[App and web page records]
* * * * * * *

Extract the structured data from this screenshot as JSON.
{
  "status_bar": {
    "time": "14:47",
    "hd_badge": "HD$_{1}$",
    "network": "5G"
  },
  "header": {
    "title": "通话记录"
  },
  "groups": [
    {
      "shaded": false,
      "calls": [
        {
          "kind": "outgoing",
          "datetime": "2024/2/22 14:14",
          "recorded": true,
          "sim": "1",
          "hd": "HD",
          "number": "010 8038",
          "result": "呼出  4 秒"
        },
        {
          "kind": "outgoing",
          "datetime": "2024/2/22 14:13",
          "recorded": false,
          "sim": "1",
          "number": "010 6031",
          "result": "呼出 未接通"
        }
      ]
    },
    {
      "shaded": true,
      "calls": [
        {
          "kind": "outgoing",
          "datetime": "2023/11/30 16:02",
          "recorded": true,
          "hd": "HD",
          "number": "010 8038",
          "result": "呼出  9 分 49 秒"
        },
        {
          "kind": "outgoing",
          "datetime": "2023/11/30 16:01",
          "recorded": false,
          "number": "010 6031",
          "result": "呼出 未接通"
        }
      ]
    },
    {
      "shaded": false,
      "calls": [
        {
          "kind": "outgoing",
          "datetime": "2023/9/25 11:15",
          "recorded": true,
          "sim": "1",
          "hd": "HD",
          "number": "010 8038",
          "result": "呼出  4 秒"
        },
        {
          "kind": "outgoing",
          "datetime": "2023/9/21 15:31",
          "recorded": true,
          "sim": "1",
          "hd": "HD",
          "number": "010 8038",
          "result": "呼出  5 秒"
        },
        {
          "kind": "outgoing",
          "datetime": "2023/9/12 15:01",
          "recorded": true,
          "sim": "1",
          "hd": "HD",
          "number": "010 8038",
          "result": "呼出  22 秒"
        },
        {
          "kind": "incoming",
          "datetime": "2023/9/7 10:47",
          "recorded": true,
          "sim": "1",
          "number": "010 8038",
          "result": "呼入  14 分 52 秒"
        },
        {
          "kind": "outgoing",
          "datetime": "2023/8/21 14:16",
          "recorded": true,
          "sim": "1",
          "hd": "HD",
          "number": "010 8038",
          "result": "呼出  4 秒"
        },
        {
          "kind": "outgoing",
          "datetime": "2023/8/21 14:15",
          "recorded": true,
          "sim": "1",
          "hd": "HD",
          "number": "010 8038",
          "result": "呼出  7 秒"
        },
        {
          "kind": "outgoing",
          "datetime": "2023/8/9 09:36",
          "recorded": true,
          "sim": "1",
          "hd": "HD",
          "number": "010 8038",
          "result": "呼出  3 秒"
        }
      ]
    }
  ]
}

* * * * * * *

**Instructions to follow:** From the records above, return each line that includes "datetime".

**Output of the task:**
          "datetime": "2024/2/22 14:14",
          "datetime": "2024/2/22 14:13",
          "datetime": "2023/11/30 16:02",
          "datetime": "2023/11/30 16:01",
          "datetime": "2023/9/25 11:15",
          "datetime": "2023/9/21 15:31",
          "datetime": "2023/9/12 15:01",
          "datetime": "2023/9/7 10:47",
          "datetime": "2023/8/21 14:16",
          "datetime": "2023/8/21 14:15",
          "datetime": "2023/8/9 09:36",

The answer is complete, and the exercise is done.